What is required: Could you please return each line of the data that has the word "商品ID"?

Entries from a dataset of interfaces
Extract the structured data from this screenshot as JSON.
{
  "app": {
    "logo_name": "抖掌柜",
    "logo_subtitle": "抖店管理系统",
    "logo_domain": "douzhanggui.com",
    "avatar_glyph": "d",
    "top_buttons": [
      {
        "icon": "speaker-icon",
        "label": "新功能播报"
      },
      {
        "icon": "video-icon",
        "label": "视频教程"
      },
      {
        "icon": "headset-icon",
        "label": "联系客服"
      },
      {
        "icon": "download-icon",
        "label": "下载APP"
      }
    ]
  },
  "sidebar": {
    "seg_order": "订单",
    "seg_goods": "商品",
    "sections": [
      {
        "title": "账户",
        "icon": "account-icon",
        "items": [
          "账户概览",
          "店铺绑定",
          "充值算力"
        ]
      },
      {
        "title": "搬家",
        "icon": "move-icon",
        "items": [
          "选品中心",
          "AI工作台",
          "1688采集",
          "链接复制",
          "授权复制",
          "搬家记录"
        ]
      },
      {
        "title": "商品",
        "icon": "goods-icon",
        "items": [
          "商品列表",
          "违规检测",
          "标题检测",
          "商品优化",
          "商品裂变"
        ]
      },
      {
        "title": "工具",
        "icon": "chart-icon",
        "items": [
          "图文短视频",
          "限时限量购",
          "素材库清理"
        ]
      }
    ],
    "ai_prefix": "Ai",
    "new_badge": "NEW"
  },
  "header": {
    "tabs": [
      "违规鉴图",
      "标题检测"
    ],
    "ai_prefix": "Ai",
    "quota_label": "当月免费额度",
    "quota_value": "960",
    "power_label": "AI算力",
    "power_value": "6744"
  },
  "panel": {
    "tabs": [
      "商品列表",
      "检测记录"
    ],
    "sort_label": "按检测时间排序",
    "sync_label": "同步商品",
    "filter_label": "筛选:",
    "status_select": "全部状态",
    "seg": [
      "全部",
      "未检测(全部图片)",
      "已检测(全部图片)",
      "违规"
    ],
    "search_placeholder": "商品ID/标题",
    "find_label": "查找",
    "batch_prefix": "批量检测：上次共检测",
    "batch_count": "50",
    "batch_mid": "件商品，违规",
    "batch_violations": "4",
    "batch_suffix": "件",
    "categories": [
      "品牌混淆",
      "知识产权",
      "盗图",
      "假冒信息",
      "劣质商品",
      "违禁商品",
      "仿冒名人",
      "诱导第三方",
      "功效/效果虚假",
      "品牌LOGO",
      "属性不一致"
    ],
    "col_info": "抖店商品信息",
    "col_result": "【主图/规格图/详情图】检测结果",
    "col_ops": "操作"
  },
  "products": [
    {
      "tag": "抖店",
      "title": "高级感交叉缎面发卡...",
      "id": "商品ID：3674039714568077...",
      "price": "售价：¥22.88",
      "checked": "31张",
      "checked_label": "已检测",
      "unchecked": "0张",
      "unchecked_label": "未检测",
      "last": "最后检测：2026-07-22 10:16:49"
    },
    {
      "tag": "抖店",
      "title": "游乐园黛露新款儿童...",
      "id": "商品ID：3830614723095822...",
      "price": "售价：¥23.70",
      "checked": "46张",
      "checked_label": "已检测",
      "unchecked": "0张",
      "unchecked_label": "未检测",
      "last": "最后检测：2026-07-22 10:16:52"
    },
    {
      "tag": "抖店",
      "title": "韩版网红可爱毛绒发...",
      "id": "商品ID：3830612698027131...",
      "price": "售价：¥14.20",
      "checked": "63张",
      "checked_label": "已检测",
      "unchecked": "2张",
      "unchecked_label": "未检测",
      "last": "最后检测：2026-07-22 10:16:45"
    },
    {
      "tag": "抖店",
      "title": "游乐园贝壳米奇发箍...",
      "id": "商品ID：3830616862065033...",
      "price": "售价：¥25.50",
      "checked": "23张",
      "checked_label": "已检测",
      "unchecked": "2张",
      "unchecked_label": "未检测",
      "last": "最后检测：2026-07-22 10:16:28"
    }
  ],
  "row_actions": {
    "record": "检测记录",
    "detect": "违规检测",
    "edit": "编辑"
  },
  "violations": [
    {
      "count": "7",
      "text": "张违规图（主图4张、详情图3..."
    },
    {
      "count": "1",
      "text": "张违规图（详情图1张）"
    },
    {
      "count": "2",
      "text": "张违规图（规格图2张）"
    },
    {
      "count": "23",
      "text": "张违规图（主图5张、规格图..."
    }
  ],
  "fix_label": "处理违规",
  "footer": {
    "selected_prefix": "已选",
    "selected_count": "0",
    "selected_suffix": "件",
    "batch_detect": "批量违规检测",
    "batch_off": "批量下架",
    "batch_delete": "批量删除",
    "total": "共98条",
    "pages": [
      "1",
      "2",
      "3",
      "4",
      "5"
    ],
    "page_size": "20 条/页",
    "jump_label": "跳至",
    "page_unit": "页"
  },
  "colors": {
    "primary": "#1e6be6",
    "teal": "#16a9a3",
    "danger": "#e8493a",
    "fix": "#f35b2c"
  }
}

Task output:
    "search_placeholder": "商品ID/标题",
      "id": "商品ID：3674039714568077...",
      "id": "商品ID：3830614723095822...",
      "id": "商品ID：3830612698027131...",
      "id": "商品ID：3830616862065033...",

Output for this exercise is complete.